Aim of the exercise: Which lines of the records contain the word "translation"? Copy each one.

(Stored items from a collection)

··········

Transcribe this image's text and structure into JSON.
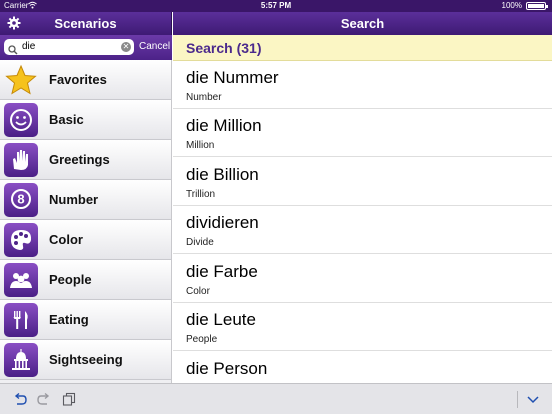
{
  "status_bar": {
    "carrier": "Carrier",
    "time": "5:57 PM",
    "battery": "100%"
  },
  "left_nav": {
    "title": "Scenarios",
    "icon": "gear-icon"
  },
  "right_nav": {
    "title": "Search"
  },
  "search": {
    "value": "die",
    "cancel_label": "Cancel"
  },
  "results_header": "Search (31)",
  "scenarios": [
    {
      "label": "Favorites",
      "icon": "star-icon"
    },
    {
      "label": "Basic",
      "icon": "smiley-icon"
    },
    {
      "label": "Greetings",
      "icon": "hand-icon"
    },
    {
      "label": "Number",
      "icon": "number-icon"
    },
    {
      "label": "Color",
      "icon": "palette-icon"
    },
    {
      "label": "People",
      "icon": "people-icon"
    },
    {
      "label": "Eating",
      "icon": "utensils-icon"
    },
    {
      "label": "Sightseeing",
      "icon": "landmark-icon"
    }
  ],
  "results": [
    {
      "word": "die Nummer",
      "translation": "Number"
    },
    {
      "word": "die Million",
      "translation": "Million"
    },
    {
      "word": "die Billion",
      "translation": "Trillion"
    },
    {
      "word": "dividieren",
      "translation": "Divide"
    },
    {
      "word": "die Farbe",
      "translation": "Color"
    },
    {
      "word": "die Leute",
      "translation": "People"
    },
    {
      "word": "die Person",
      "translation": ""
    }
  ],
  "colors": {
    "nav_purple": "#4e2488",
    "header_yellow": "#fbf6c4",
    "header_text": "#4b2a8c",
    "star_yellow": "#f6c21c"
  }
}
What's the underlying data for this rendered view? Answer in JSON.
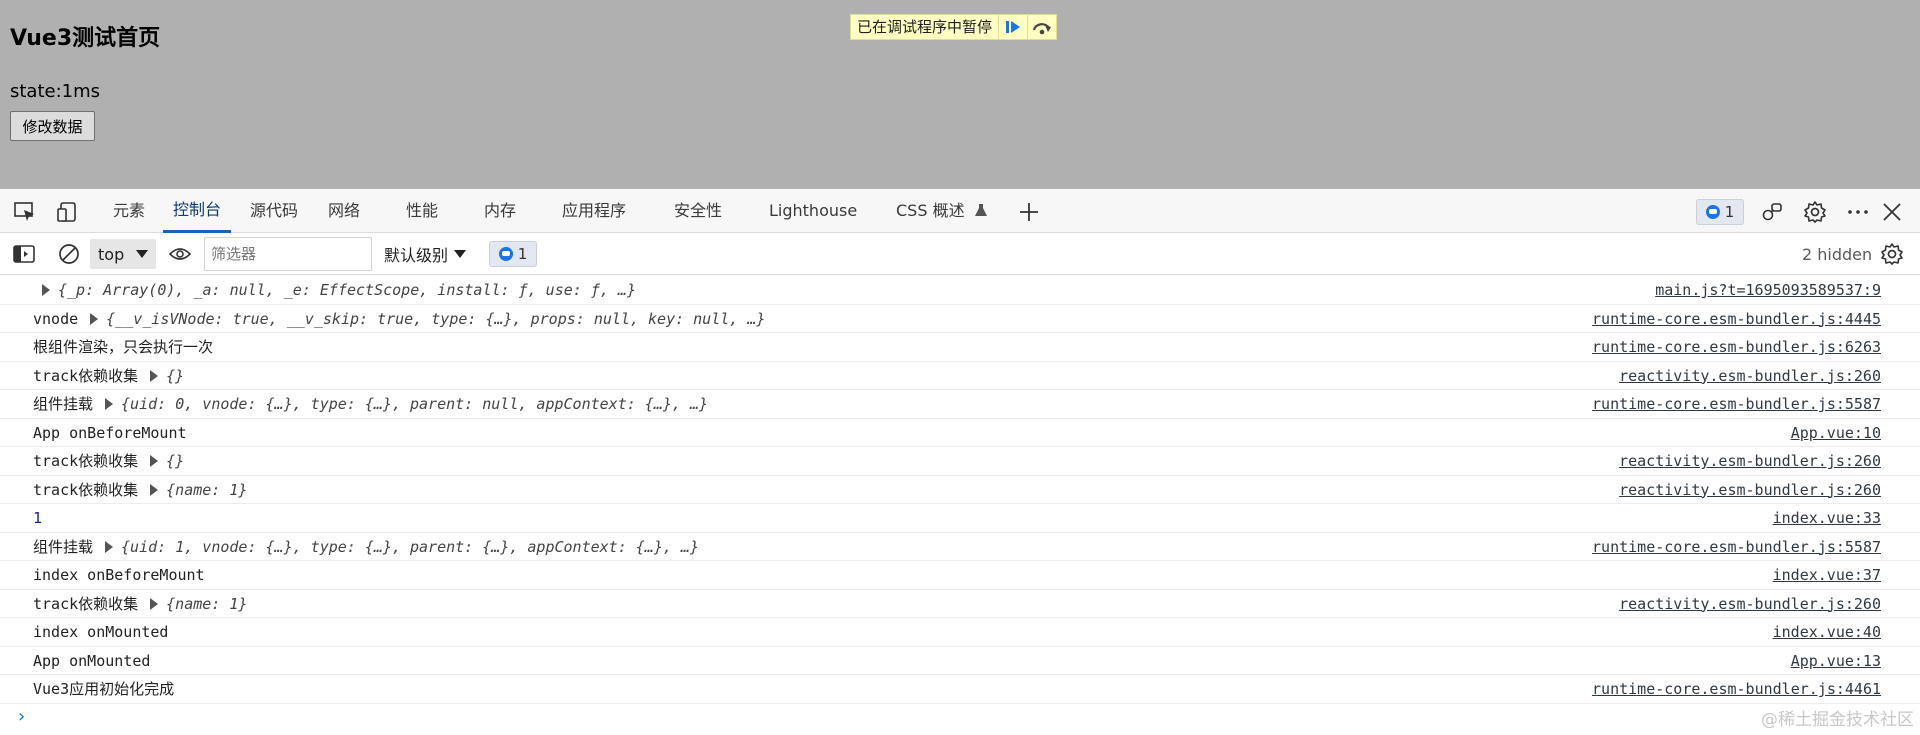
{
  "page": {
    "title": "Vue3测试首页",
    "state_text": "state:1ms",
    "button_label": "修改数据"
  },
  "paused_banner": {
    "text": "已在调试程序中暂停",
    "resume_icon": "resume-icon",
    "step_over_icon": "step-over-icon"
  },
  "devtools": {
    "tabs": [
      {
        "label": "元素"
      },
      {
        "label": "控制台"
      },
      {
        "label": "源代码"
      },
      {
        "label": "网络"
      },
      {
        "label": "性能"
      },
      {
        "label": "内存"
      },
      {
        "label": "应用程序"
      },
      {
        "label": "安全性"
      },
      {
        "label": "Lighthouse"
      },
      {
        "label": "CSS 概述"
      }
    ],
    "active_tab": "控制台",
    "message_count": "1"
  },
  "toolbar": {
    "context": "top",
    "filter_placeholder": "筛选器",
    "level": "默认级别",
    "message_count": "1",
    "hidden_count": "2 hidden"
  },
  "console": {
    "rows": [
      {
        "label": "",
        "object": "{_p: Array(0), _a: null, _e: EffectScope, install: ƒ, use: ƒ, …}",
        "source": "main.js?t=1695093589537:9"
      },
      {
        "label": "vnode",
        "object": "{__v_isVNode: true, __v_skip: true, type: {…}, props: null, key: null, …}",
        "source": "runtime-core.esm-bundler.js:4445"
      },
      {
        "label": "根组件渲染，只会执行一次",
        "object": "",
        "source": "runtime-core.esm-bundler.js:6263"
      },
      {
        "label": "track依赖收集",
        "object": "{}",
        "source": "reactivity.esm-bundler.js:260"
      },
      {
        "label": "组件挂载",
        "object": "{uid: 0, vnode: {…}, type: {…}, parent: null, appContext: {…}, …}",
        "source": "runtime-core.esm-bundler.js:5587"
      },
      {
        "label": "App onBeforeMount",
        "object": "",
        "source": "App.vue:10"
      },
      {
        "label": "track依赖收集",
        "object": "{}",
        "source": "reactivity.esm-bundler.js:260"
      },
      {
        "label": "track依赖收集",
        "object": "{name: 1}",
        "source": "reactivity.esm-bundler.js:260"
      },
      {
        "label": "1",
        "object": "",
        "source": "index.vue:33"
      },
      {
        "label": "组件挂载",
        "object": "{uid: 1, vnode: {…}, type: {…}, parent: {…}, appContext: {…}, …}",
        "source": "runtime-core.esm-bundler.js:5587"
      },
      {
        "label": "index onBeforeMount",
        "object": "",
        "source": "index.vue:37"
      },
      {
        "label": "track依赖收集",
        "object": "{name: 1}",
        "source": "reactivity.esm-bundler.js:260"
      },
      {
        "label": "index onMounted",
        "object": "",
        "source": "index.vue:40"
      },
      {
        "label": "App onMounted",
        "object": "",
        "source": "App.vue:13"
      },
      {
        "label": "Vue3应用初始化完成",
        "object": "",
        "source": "runtime-core.esm-bundler.js:4461"
      }
    ],
    "prompt": "›"
  },
  "watermark": "@稀土掘金技术社区",
  "colors": {
    "accent": "#1a64b7",
    "overlay": "#b0b0b0",
    "banner": "#ffffc2"
  }
}
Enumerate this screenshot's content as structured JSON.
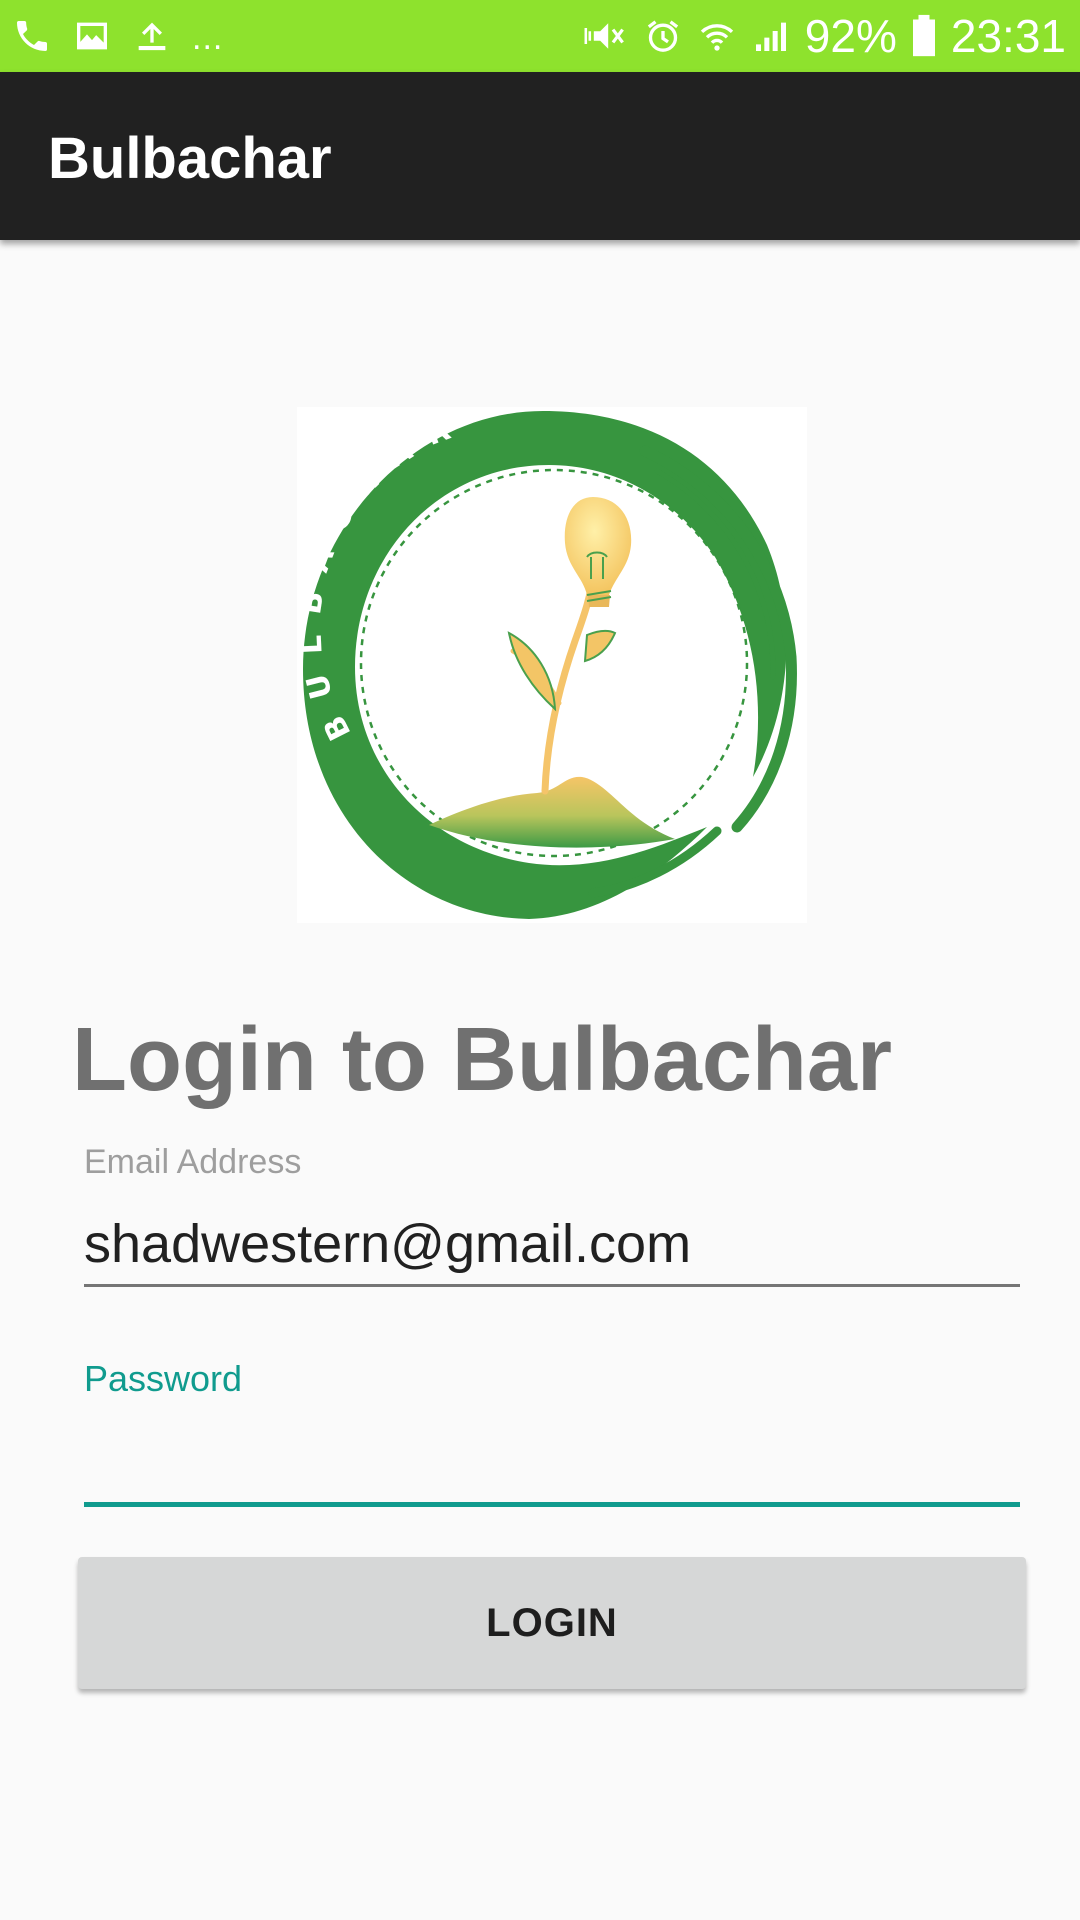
{
  "status_bar": {
    "background_color": "#8ee22d",
    "left_icons": [
      "phone-icon",
      "image-icon",
      "upload-icon"
    ],
    "overflow_text": "...",
    "right_icons": [
      "mute-icon",
      "alarm-icon",
      "wifi-icon",
      "signal-icon",
      "battery-icon"
    ],
    "battery": "92%",
    "time": "23:31"
  },
  "app_bar": {
    "title": "Bulbachar",
    "background_color": "#212121"
  },
  "logo": {
    "text": "BULBACHAR",
    "icon": "bulb-plant-logo",
    "ring_color": "#37953f"
  },
  "login_form": {
    "heading": "Login to Bulbachar",
    "email_label": "Email Address",
    "email_value": "shadwestern@gmail.com",
    "password_label": "Password",
    "password_value": "",
    "accent_color": "#109b8e",
    "submit_label": "LOGIN"
  }
}
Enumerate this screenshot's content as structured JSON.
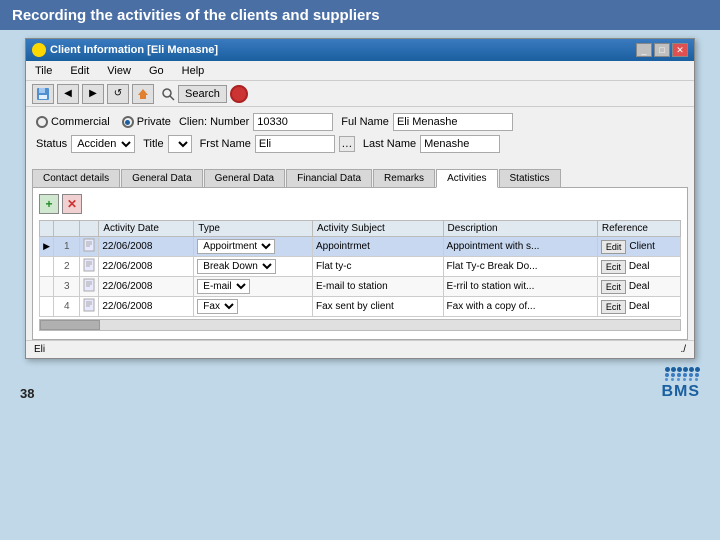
{
  "header": {
    "title": "Recording the activities of the clients and suppliers"
  },
  "window": {
    "title": "Client Information [Eli Menasne]",
    "icon": "client-icon"
  },
  "window_controls": {
    "minimize": "_",
    "maximize": "□",
    "close": "✕"
  },
  "menu": {
    "items": [
      "Tile",
      "Edit",
      "View",
      "Go",
      "Help"
    ]
  },
  "toolbar": {
    "search_label": "Search",
    "buttons": [
      "save",
      "back",
      "forward",
      "refresh",
      "home"
    ]
  },
  "form": {
    "radio_commercial": "Commercial",
    "radio_private": "Private",
    "clien_number_label": "Clien: Number",
    "clien_number_value": "10330",
    "full_name_label": "Ful Name",
    "full_name_value": "Eli Menashe",
    "status_label": "Status",
    "status_value": "Acciden",
    "title_label": "Title",
    "first_name_label": "Frst Name",
    "first_name_value": "Eli",
    "last_name_label": "Last Name",
    "last_name_value": "Menashe"
  },
  "tabs": {
    "items": [
      "Contact details",
      "General Data",
      "General Data",
      "Financial Data",
      "Remarks",
      "Activities",
      "Statistics"
    ],
    "active": "Activities"
  },
  "activities": {
    "toolbar": {
      "add_label": "+",
      "delete_label": "✕"
    },
    "table": {
      "columns": [
        "",
        "",
        "Activity Date",
        "Type",
        "Activity Subject",
        "Description",
        "Reference"
      ],
      "rows": [
        {
          "indicator": "▶",
          "num": "1",
          "icon": "📄",
          "date": "22/06/2008",
          "type": "Appoirtment",
          "subject": "Appointrmet",
          "description": "Appointment with s...",
          "edit": "Edit",
          "reference": "Client"
        },
        {
          "indicator": "",
          "num": "2",
          "icon": "📄",
          "date": "22/06/2008",
          "type": "Break Down",
          "subject": "Flat ty-c",
          "description": "Flat Ty-c Break Do...",
          "edit": "Ecit",
          "reference": "Deal"
        },
        {
          "indicator": "",
          "num": "3",
          "icon": "📄",
          "date": "22/06/2008",
          "type": "E-mail",
          "subject": "E-mail to station",
          "description": "E-rril to station wit...",
          "edit": "Ecit",
          "reference": "Deal"
        },
        {
          "indicator": "",
          "num": "4",
          "icon": "📄",
          "date": "22/06/2008",
          "type": "Fax",
          "subject": "Fax sent by client",
          "description": "Fax with a copy of...",
          "edit": "Ecit",
          "reference": "Deal"
        }
      ]
    }
  },
  "status_bar": {
    "left": "Eli",
    "right": "./"
  },
  "footer": {
    "page_number": "38"
  },
  "bms": {
    "text": "BMS"
  }
}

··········

Answer to this problem:
      "translation": "Number"
      "translation": "Million"
      "translation": "Trillion"
      "translation": "Divide"
      "translation": "Color"
      "translation": "People"
      "translation": ""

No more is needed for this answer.